DeeAnn Kreutzer, art therapist at MHR, said for some of these clients turned gardeners, even simple things like remembering to take medication or taking a shower can be a feat.

“Things you and I take for granted, can be difficult for our clients,” Kreutzer said. The staff at MHR use several different types of therapy to assist clients in dealing with the pressures of every-day life.

The idea for a garden was broached during a group therapy session at the facility.

“The clients who were participating in the session actually brought it up,” Watts said.

Watts and Kreutzer received help from MHR groundskeeper Gene Phillips.

“He tilled the soil, did some initial planting and watered,” Watts said. “The tilling of the soil was so helpful, it was something we couldn’t do.”

The clients purchased the seeds, although Kreutzer and Watts also bought seeds and supplies.

“We got more seeds than we imagined,” Kreutzer said. “We have some for our next garden.”

The clients were urged to plant seeds that would produce vegetables they would enjoy eating.

According to Watts, one particular client has led an exceptionally difficult life and suffered a severe head trauma. The client chose okra to plant in the garden.

Unfortunately, the first planting of okra died. Watts said she called all over town until she found two new okra plants, which succeeded in producing plenty of okra for the client to enjoy.

Kreutzer said the clients have done the majority of the work involved with the garden. She said the staff tried to remain in the background.

“We have even conducted therapy sessions in the garden,” Kreutzer said. “We talk while they work or harvest their vegetables.”

Watts said the garden was purposeful for clients in that it required hoeing, chopping and weeding. She said she used those activities as an example of how important physical exercise is in a healthy lifestyle.

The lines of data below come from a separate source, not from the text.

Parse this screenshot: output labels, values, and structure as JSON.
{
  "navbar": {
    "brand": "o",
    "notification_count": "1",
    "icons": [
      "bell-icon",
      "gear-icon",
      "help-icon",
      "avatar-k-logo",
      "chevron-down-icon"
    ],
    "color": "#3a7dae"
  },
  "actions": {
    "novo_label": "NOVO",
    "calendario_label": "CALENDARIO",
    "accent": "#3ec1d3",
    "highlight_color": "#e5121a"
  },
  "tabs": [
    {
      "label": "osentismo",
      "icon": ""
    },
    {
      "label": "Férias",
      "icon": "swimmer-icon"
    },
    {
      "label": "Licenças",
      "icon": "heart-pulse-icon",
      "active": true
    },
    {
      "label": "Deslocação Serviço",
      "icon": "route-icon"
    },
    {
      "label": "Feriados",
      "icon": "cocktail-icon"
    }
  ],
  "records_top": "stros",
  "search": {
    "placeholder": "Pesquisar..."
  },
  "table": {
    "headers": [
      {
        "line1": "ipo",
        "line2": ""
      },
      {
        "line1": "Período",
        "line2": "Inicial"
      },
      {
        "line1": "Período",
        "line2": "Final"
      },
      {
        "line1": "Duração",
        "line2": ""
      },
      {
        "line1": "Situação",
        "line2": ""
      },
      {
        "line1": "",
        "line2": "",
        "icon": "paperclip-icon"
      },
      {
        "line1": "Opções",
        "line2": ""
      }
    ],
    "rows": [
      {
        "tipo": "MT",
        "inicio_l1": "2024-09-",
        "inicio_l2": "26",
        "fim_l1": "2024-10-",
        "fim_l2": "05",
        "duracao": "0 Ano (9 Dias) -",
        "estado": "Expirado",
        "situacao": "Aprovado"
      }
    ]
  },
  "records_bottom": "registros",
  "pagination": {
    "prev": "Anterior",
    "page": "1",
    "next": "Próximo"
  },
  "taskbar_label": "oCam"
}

The garden was also rewarding, Watts said. The clients watched the plants grow from seedlings to mature vegetables.

Not all the lessons taught through the garden have been positive. Watts said about 80 percent of the garden was destroyed by a storm about 2 1/2 months after the first planting.

“The clients were grossly disappointed,” Watts said. “They dug their heels in and replanted.”

She said the experience taught them that success can come even through hard times.

A tour of the garden today reveals zucchini the size of a newborn baby and pumpkins too large for one person to carry. Rows of corn, tomatoes, onions, carrots and a few varieties of peppers also thrive. A few flowers, including marigolds, have been planted to add beauty.

The sunflowers lining the far side of the garden were planted strictly to feed the birds. Ground squirrels and rabbits pay daily visits, while a client-made scarecrow stands sentinel over the spread.

Watts and Kreutzer are in agreement the first client garden was a huge success in production and lessons learned.

“To see the clients smiling when they come in with a huge watermelon,” Kreutzer said, “that was really awesome.”

The clients are planning a feast to be held at MHR. Everyone plans to bring their favorite dish made with the fresh ingredients picked from their garden.